▶ _Required work_
Please copy every record below exactly, but leave the pictures out.
Provided material Block Start
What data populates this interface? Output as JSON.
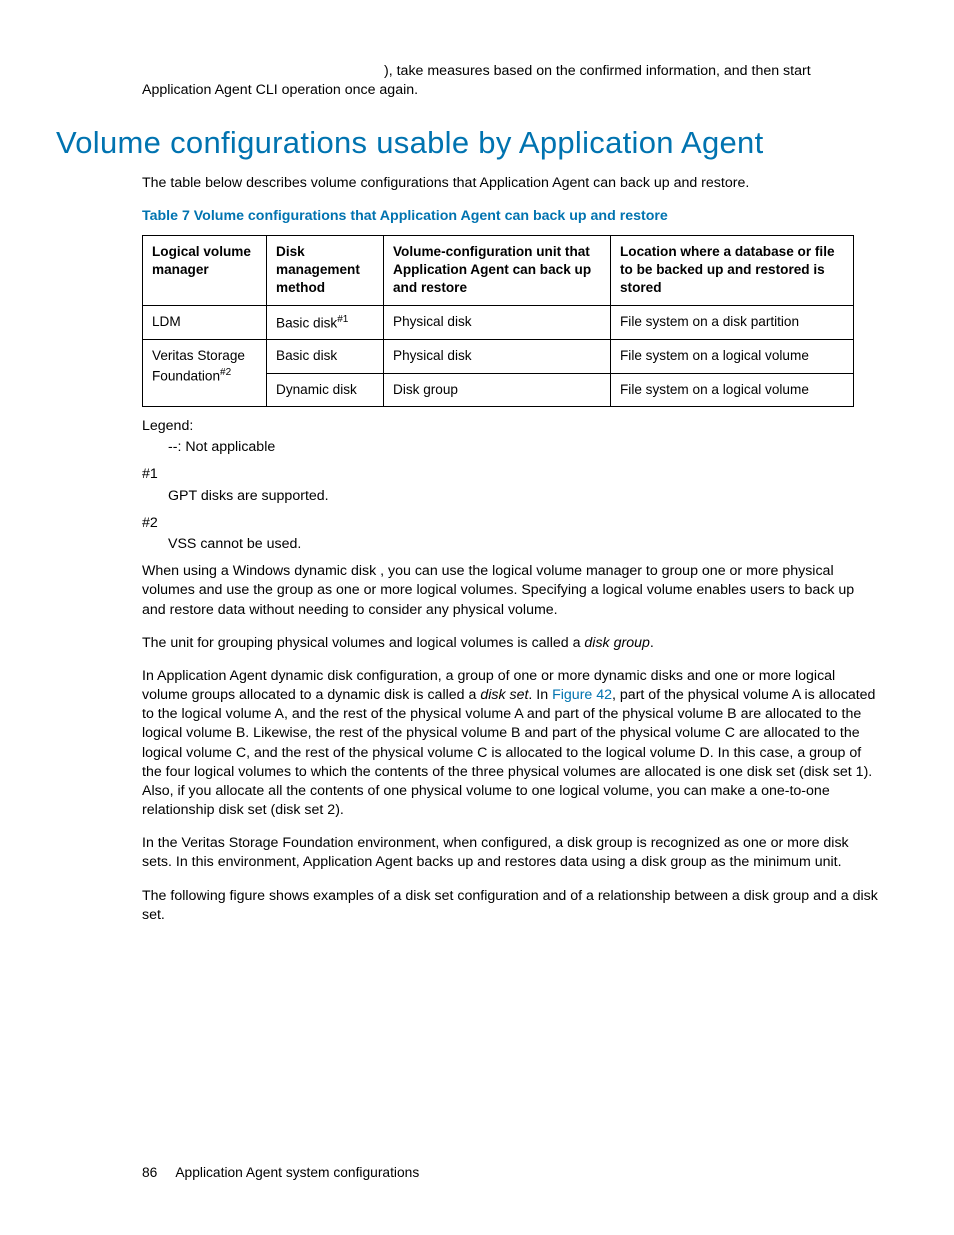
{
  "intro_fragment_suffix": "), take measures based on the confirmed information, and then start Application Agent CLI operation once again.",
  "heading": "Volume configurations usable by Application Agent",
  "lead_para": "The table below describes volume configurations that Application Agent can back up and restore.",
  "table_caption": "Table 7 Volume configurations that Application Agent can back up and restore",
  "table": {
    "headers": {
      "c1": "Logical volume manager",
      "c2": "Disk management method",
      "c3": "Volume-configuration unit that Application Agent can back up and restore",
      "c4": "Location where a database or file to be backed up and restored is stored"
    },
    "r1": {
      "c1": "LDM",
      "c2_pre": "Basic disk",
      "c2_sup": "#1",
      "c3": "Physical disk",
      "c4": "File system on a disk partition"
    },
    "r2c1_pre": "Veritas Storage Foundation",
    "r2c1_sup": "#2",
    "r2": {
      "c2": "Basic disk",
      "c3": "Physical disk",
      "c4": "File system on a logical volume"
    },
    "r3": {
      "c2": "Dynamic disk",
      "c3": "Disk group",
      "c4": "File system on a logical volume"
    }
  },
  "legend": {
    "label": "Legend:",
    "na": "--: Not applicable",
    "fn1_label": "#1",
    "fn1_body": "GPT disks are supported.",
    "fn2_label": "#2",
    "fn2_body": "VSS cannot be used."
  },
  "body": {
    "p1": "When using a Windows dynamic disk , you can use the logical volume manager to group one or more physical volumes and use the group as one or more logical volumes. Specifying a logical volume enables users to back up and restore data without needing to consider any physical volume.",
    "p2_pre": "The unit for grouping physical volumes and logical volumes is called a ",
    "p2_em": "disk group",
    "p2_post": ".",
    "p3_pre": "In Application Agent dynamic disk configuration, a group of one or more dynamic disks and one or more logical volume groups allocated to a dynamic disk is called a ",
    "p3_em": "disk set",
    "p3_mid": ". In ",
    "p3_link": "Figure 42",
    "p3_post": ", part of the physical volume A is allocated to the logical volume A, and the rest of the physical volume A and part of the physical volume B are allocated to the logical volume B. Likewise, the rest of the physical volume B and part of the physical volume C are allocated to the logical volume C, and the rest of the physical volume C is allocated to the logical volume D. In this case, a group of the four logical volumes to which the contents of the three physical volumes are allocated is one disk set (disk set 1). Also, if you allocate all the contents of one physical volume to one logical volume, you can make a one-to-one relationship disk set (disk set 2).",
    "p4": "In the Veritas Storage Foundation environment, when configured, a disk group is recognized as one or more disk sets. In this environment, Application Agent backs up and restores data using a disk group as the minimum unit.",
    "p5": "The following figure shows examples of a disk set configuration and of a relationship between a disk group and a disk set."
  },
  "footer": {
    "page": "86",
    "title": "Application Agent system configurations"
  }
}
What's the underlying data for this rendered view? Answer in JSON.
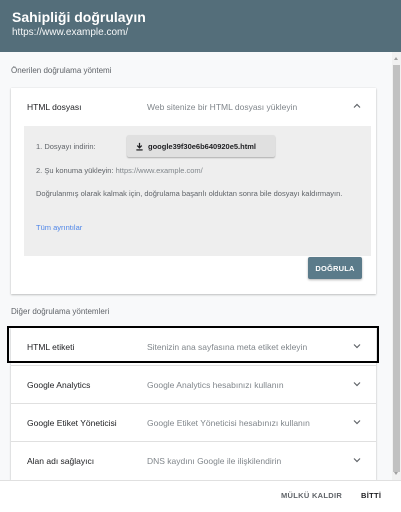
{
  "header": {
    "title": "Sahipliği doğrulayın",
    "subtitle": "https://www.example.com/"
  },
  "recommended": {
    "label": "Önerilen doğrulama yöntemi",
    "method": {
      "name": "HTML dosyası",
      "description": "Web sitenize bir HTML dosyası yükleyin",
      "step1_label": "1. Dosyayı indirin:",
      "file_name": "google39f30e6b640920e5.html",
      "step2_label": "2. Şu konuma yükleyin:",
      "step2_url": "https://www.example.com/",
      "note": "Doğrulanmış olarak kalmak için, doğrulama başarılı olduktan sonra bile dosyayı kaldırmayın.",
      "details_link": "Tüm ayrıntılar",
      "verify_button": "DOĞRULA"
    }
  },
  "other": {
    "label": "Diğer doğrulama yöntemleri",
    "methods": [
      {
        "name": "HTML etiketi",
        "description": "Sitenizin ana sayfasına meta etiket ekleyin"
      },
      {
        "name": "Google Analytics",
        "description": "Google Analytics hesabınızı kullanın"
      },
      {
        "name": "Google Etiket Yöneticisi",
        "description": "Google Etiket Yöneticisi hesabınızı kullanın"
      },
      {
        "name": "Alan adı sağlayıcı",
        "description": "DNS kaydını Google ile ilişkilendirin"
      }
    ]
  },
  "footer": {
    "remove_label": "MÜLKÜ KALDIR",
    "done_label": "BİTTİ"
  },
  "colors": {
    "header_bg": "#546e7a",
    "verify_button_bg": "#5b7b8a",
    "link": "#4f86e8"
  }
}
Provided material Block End
▶ _Result for this task_
What data populates this interface? Output as JSON.
{
  "intro_fragment_suffix": "), take measures based on the confirmed information, and then start Application Agent CLI operation once again.",
  "heading": "Volume configurations usable by Application Agent",
  "lead_para": "The table below describes volume configurations that Application Agent can back up and restore.",
  "table_caption": "Table 7 Volume configurations that Application Agent can back up and restore",
  "table": {
    "headers": {
      "c1": "Logical volume manager",
      "c2": "Disk management method",
      "c3": "Volume-configuration unit that Application Agent can back up and restore",
      "c4": "Location where a database or file to be backed up and restored is stored"
    },
    "r1": {
      "c1": "LDM",
      "c2_pre": "Basic disk",
      "c2_sup": "#1",
      "c3": "Physical disk",
      "c4": "File system on a disk partition"
    },
    "r2c1_pre": "Veritas Storage Foundation",
    "r2c1_sup": "#2",
    "r2": {
      "c2": "Basic disk",
      "c3": "Physical disk",
      "c4": "File system on a logical volume"
    },
    "r3": {
      "c2": "Dynamic disk",
      "c3": "Disk group",
      "c4": "File system on a logical volume"
    }
  },
  "legend": {
    "label": "Legend:",
    "na": "--: Not applicable",
    "fn1_label": "#1",
    "fn1_body": "GPT disks are supported.",
    "fn2_label": "#2",
    "fn2_body": "VSS cannot be used."
  },
  "body": {
    "p1": "When using a Windows dynamic disk , you can use the logical volume manager to group one or more physical volumes and use the group as one or more logical volumes. Specifying a logical volume enables users to back up and restore data without needing to consider any physical volume.",
    "p2_pre": "The unit for grouping physical volumes and logical volumes is called a ",
    "p2_em": "disk group",
    "p2_post": ".",
    "p3_pre": "In Application Agent dynamic disk configuration, a group of one or more dynamic disks and one or more logical volume groups allocated to a dynamic disk is called a ",
    "p3_em": "disk set",
    "p3_mid": ". In ",
    "p3_link": "Figure 42",
    "p3_post": ", part of the physical volume A is allocated to the logical volume A, and the rest of the physical volume A and part of the physical volume B are allocated to the logical volume B. Likewise, the rest of the physical volume B and part of the physical volume C are allocated to the logical volume C, and the rest of the physical volume C is allocated to the logical volume D. In this case, a group of the four logical volumes to which the contents of the three physical volumes are allocated is one disk set (disk set 1). Also, if you allocate all the contents of one physical volume to one logical volume, you can make a one-to-one relationship disk set (disk set 2).",
    "p4": "In the Veritas Storage Foundation environment, when configured, a disk group is recognized as one or more disk sets. In this environment, Application Agent backs up and restores data using a disk group as the minimum unit.",
    "p5": "The following figure shows examples of a disk set configuration and of a relationship between a disk group and a disk set."
  },
  "footer": {
    "page": "86",
    "title": "Application Agent system configurations"
  }
}
What's the underlying data for this rendered view? Answer in JSON.
{
  "header": {
    "title": "Sahipliği doğrulayın",
    "subtitle": "https://www.example.com/"
  },
  "recommended": {
    "label": "Önerilen doğrulama yöntemi",
    "method": {
      "name": "HTML dosyası",
      "description": "Web sitenize bir HTML dosyası yükleyin",
      "step1_label": "1. Dosyayı indirin:",
      "file_name": "google39f30e6b640920e5.html",
      "step2_label": "2. Şu konuma yükleyin:",
      "step2_url": "https://www.example.com/",
      "note": "Doğrulanmış olarak kalmak için, doğrulama başarılı olduktan sonra bile dosyayı kaldırmayın.",
      "details_link": "Tüm ayrıntılar",
      "verify_button": "DOĞRULA"
    }
  },
  "other": {
    "label": "Diğer doğrulama yöntemleri",
    "methods": [
      {
        "name": "HTML etiketi",
        "description": "Sitenizin ana sayfasına meta etiket ekleyin"
      },
      {
        "name": "Google Analytics",
        "description": "Google Analytics hesabınızı kullanın"
      },
      {
        "name": "Google Etiket Yöneticisi",
        "description": "Google Etiket Yöneticisi hesabınızı kullanın"
      },
      {
        "name": "Alan adı sağlayıcı",
        "description": "DNS kaydını Google ile ilişkilendirin"
      }
    ]
  },
  "footer": {
    "remove_label": "MÜLKÜ KALDIR",
    "done_label": "BİTTİ"
  },
  "colors": {
    "header_bg": "#546e7a",
    "verify_button_bg": "#5b7b8a",
    "link": "#4f86e8"
  }
}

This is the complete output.